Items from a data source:
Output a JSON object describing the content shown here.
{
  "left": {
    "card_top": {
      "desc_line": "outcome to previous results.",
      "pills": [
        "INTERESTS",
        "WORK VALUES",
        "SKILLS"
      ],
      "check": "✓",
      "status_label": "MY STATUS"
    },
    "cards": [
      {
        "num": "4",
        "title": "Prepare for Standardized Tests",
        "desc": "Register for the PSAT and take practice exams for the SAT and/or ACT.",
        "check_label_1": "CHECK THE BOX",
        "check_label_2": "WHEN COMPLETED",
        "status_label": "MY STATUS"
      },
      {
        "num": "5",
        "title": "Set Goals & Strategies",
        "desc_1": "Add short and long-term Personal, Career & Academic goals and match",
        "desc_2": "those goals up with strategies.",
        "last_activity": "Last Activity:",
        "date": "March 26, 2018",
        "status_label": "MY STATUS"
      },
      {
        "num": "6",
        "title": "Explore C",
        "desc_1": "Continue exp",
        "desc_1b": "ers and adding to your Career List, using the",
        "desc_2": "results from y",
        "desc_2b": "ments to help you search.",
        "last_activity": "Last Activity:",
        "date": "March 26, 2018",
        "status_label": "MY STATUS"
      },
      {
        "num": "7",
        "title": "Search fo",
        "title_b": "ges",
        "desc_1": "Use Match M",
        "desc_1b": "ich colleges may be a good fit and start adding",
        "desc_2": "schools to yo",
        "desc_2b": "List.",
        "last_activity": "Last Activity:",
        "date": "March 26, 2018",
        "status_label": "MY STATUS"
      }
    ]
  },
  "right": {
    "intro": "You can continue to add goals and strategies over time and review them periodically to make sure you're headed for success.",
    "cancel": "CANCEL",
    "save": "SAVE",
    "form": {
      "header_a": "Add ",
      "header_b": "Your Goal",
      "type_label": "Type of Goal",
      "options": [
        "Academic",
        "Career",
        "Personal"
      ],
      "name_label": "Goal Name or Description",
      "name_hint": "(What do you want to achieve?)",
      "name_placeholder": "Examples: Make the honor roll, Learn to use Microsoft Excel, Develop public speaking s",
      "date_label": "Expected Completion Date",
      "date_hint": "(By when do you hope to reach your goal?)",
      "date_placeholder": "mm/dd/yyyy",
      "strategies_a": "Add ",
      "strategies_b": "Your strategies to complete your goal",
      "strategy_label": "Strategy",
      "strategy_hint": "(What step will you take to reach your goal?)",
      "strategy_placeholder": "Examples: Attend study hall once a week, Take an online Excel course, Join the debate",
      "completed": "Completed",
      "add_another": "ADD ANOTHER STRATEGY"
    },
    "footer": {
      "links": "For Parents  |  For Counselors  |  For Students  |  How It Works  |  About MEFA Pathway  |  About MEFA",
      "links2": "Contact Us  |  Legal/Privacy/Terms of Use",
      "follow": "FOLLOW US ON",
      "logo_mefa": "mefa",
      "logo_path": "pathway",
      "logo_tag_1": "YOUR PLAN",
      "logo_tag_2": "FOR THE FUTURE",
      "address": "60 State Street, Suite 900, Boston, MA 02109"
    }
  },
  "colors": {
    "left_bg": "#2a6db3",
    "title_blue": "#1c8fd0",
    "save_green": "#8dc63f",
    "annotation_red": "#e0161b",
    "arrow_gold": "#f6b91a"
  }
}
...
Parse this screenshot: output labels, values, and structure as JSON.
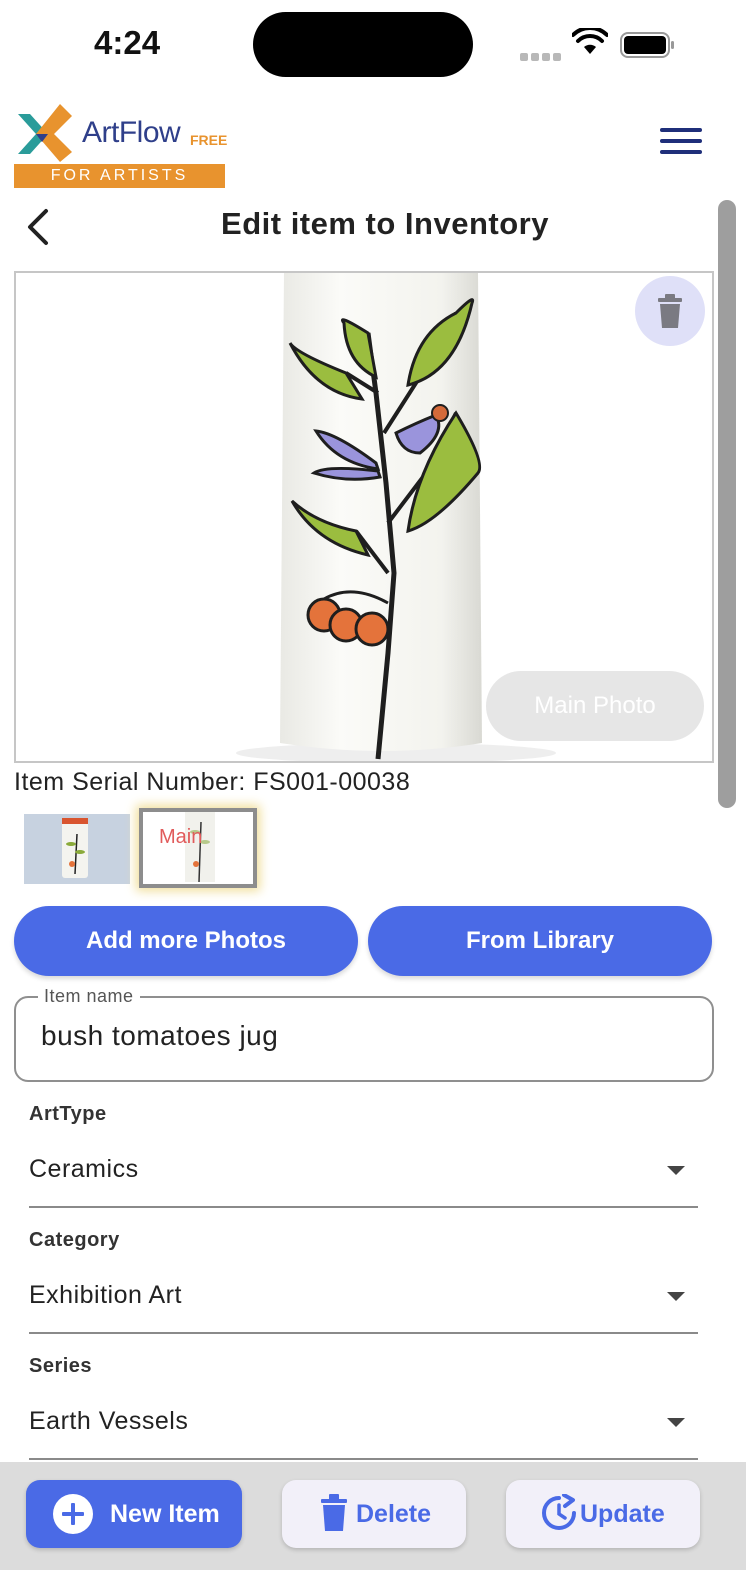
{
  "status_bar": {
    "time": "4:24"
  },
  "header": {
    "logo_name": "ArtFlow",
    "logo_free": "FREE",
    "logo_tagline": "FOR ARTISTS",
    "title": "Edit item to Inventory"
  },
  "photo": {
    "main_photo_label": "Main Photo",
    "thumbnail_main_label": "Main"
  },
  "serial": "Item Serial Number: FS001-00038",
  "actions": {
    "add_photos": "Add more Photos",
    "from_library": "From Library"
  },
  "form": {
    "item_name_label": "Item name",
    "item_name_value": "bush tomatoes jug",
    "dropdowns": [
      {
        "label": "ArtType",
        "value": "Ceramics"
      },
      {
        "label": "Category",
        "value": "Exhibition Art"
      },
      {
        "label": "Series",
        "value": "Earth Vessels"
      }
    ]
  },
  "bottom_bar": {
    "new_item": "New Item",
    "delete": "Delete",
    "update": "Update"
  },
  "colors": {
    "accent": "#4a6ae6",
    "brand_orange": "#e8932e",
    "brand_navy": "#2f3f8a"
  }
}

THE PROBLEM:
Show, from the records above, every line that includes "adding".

RESPONSE:
        "desc_1b": "ers and adding to your Career List, using the",
        "desc_1b": "ich colleges may be a good fit and start adding",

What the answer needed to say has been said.